My Lola says that time heals all wounds. Do I need therapy if I can just wait something out?
Lolas (grandmas) are full of wisdom, and I appreciate the things they do to help their loved ones. Yes, time does help with healing – and sometimes we need extra assistance. One of my favorite analogies is healing a wound with dirt in it – we can try to ignore the dirt and just let the wound heal naturally, but if we don’t clean the wound it will get infected and take longer to heal. Think of therapy as the cleansing agent for the emotional wounds we’re walking around with. Cleaning a wound can hurt like hell, and it’s understandable that most of us would want to avoid it. However, when we give ourselves the opportunity to go through the “cleaning” process, we begin to realize that we don’t need to postpone our healing or walk around in pain.
Sometimes we postpone our healing and walk around in pain for centuries – this is generational trauma, often caused by colonization, war, impoverishment, abuse, internalized oppression and self-loathing. All of these things show up in FilAm history and culture and impact how we view ourselves and navigate the world around us. We are taught to keep trauma secret and hope that it will disappear, not knowing that trauma thrives in secrecy. Healing requires openly identifying, acknowledging and processing what has happened to us as individuals, family units, and cultural communities.
There is a powerful quote by Maya Angelou where she said that “there’s no greater agony than bearing an untold story inside you.” In therapy we get to share our stories and hopefully move towards feeling like we have a firmer grasp of our own narrative, growth and healing.
Can I pay you in lumpia and ube ice-cream? Why is therapy so expensive?
This is really tempting, but unfortunately, I can’t accept food as payment at this time (I’m also not able to accept expensive gifts on ethical grounds.) I know finances can be a barrier to getting mental health services, but there are options for low-cost or free therapy – usually at clinics or non-profits where graduate students are completing practicum or internship, or at agencies and providers that take insurance. The caveat with these options is that the waitlist may be long, and it may be challenging to find a culturally-responsive therapist. Additionally, processing with insurance often requires a diagnosis code that will stay on your medical record (some people are okay with this, others are not. It just depends on what you want.)
A lot of practitioners in private practice, like myself, charge at rates to reflect the amount of experience and specialized training we have, and in accordance with cost-of-living for our geographic area of practice. Private practitioners can also provide a superbill or receipt that clients can process with their insurance companies – as mentioned above, this would require a diagnosis code on record with insurance, and there may be conditions for how many sessions insurance will cover. Like many therapists, I offer something called “sliding scale” where I reserve a number of spots for clients who need a discounted amount for a certain number of sessions. I also encourage people to consider every-other-week or monthly sessions if they feel this works for them, and if clinically appropriate.

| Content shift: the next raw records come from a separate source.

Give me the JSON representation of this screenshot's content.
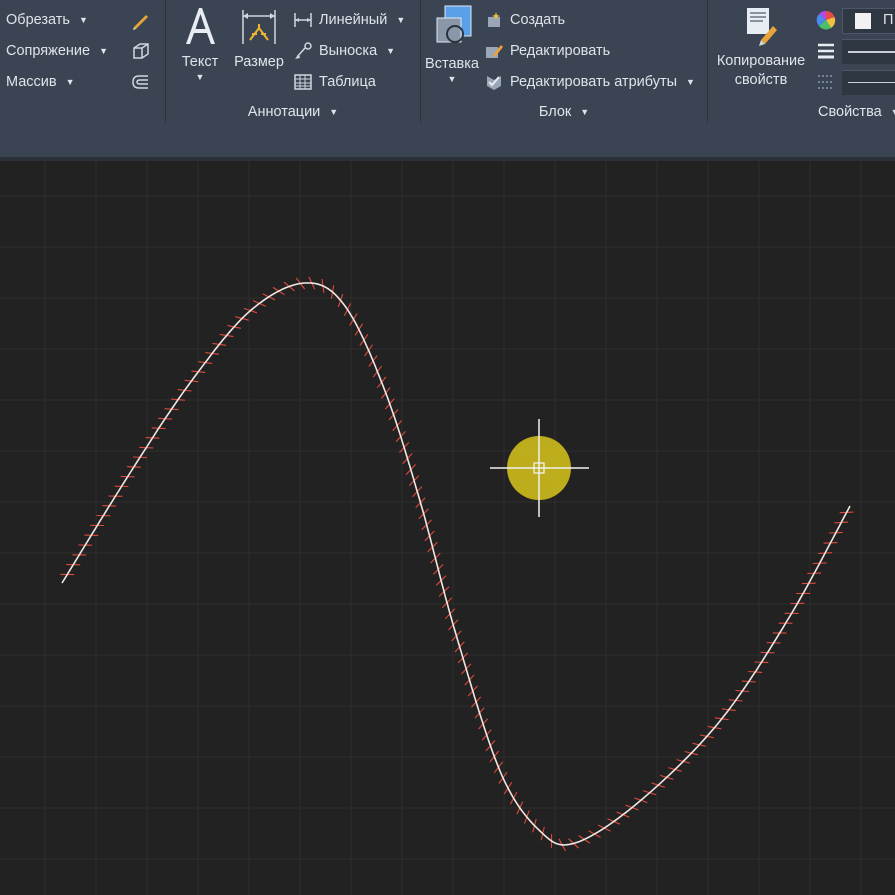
{
  "ribbon": {
    "modify": {
      "trim": "Обрезать",
      "fillet": "Сопряжение",
      "array": "Массив"
    },
    "annotation": {
      "title": "Аннотации",
      "text": "Текст",
      "dimension": "Размер",
      "linear": "Линейный",
      "leader": "Выноска",
      "table": "Таблица"
    },
    "block": {
      "title": "Блок",
      "insert": "Вставка",
      "create": "Создать",
      "edit": "Редактировать",
      "edit_attributes": "Редактировать атрибуты"
    },
    "properties": {
      "title": "Свойства",
      "match_line1": "Копирование",
      "match_line2": "свойств",
      "bylayer_fragment": "П"
    }
  },
  "colors": {
    "ribbon_bg": "#3b4453",
    "canvas_bg": "#222222",
    "grid": "#2e2e2e",
    "curve": "#f2e6e2",
    "hatch": "#e0493a",
    "cursor_highlight": "#d8c51b"
  }
}
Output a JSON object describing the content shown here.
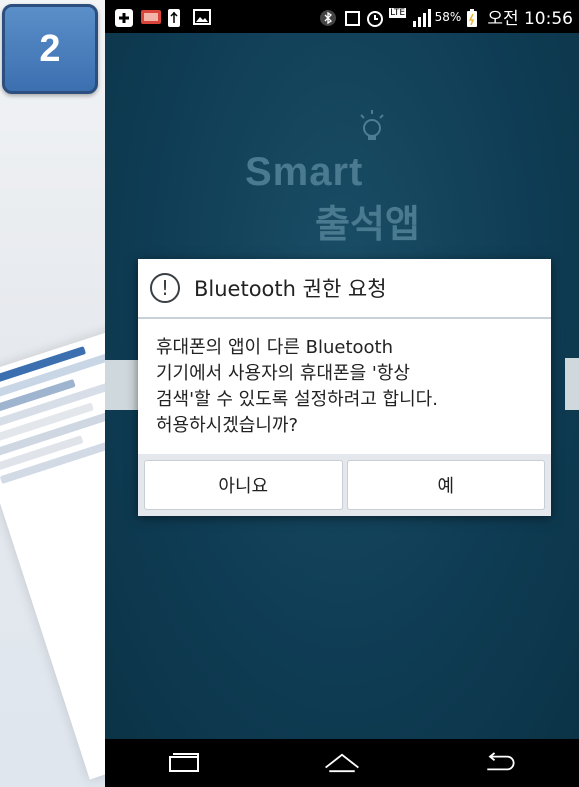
{
  "badge": {
    "number": "2"
  },
  "status_bar": {
    "battery_percent": "58%",
    "time": "오전 10:56",
    "network": "LTE",
    "icons": [
      "add-icon",
      "photo-badge-icon",
      "usb-icon",
      "image-icon",
      "bluetooth-icon",
      "screen-icon",
      "alarm-icon",
      "lte-icon",
      "signal-icon",
      "battery-icon"
    ]
  },
  "app": {
    "logo_text": "Smart",
    "logo_subtitle": "출석앱"
  },
  "dialog": {
    "title": "Bluetooth 권한 요청",
    "message_lines": [
      "휴대폰의 앱이 다른 Bluetooth",
      "기기에서 사용자의 휴대폰을 '항상",
      "검색'할 수 있도록 설정하려고 합니다.",
      "허용하시겠습니까?"
    ],
    "no_label": "아니요",
    "yes_label": "예"
  },
  "navbar": {
    "icons": [
      "recent-apps-icon",
      "home-icon",
      "back-icon"
    ]
  },
  "colors": {
    "app_background": "#0d3b51",
    "badge": "#4a7fbf",
    "dialog_header_divider": "#c9d1d8"
  }
}
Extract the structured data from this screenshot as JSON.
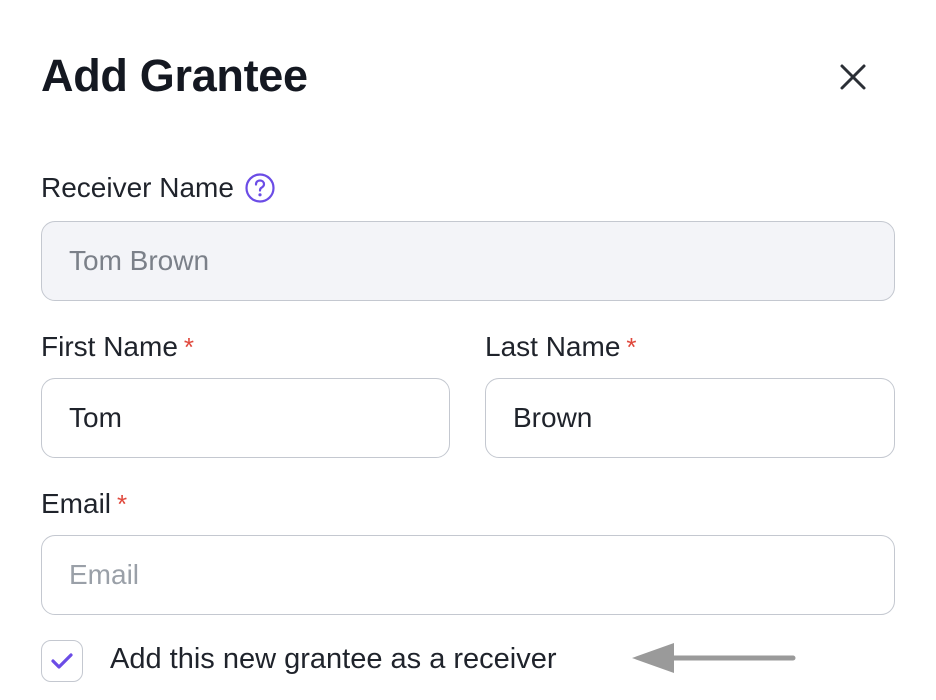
{
  "dialog": {
    "title": "Add Grantee",
    "close_icon": "close-icon"
  },
  "form": {
    "receiver_name": {
      "label": "Receiver Name",
      "help_icon": "question-circle-icon",
      "value": "Tom Brown",
      "disabled": true
    },
    "first_name": {
      "label": "First Name",
      "required_marker": "*",
      "value": "Tom"
    },
    "last_name": {
      "label": "Last Name",
      "required_marker": "*",
      "value": "Brown"
    },
    "email": {
      "label": "Email",
      "required_marker": "*",
      "value": "",
      "placeholder": "Email"
    },
    "add_as_receiver": {
      "label": "Add this new grantee as a receiver",
      "checked": true
    }
  },
  "annotation": {
    "arrow_icon": "arrow-left-icon"
  },
  "colors": {
    "accent": "#6b4ce6",
    "required": "#e0483c",
    "border": "#c4c8d0",
    "disabled_bg": "#f3f4f8",
    "arrow": "#9a9a9a"
  }
}
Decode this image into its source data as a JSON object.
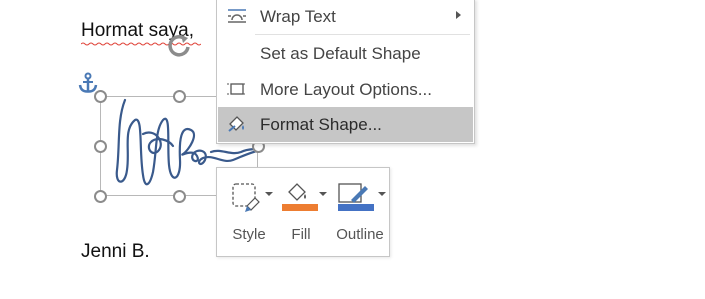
{
  "document": {
    "greeting": "Hormat saya,",
    "closing": "Jenni B."
  },
  "context_menu": {
    "items": [
      {
        "label": "Wrap Text",
        "icon": "wrap-text-icon",
        "has_submenu": true
      },
      {
        "label": "Set as Default Shape",
        "icon": "",
        "has_submenu": false
      },
      {
        "label": "More Layout Options...",
        "icon": "layout-options-icon",
        "has_submenu": false
      },
      {
        "label": "Format Shape...",
        "icon": "format-shape-icon",
        "has_submenu": false,
        "highlighted": true
      }
    ]
  },
  "mini_toolbar": {
    "style_label": "Style",
    "fill_label": "Fill",
    "outline_label": "Outline",
    "fill_color": "#ED7D31",
    "outline_color": "#4472C4"
  },
  "colors": {
    "ink": "#3A5A8C",
    "menu_highlight": "#C6C6C6",
    "anchor": "#4A79B5",
    "spellcheck": "#E0443A"
  }
}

Therapy is a health-related expense, but because there’s so much shame and stigma around seeking mental health services, we’re not quite at a point socially where it’s seen as vital or worth the cost – even though research has shown that therapy can be life-saving, or at the very least, improve quality of life. Hopefully we can move towards a space where we all realize that mental healthcare is essential, and more resources are made available to make it more accessible.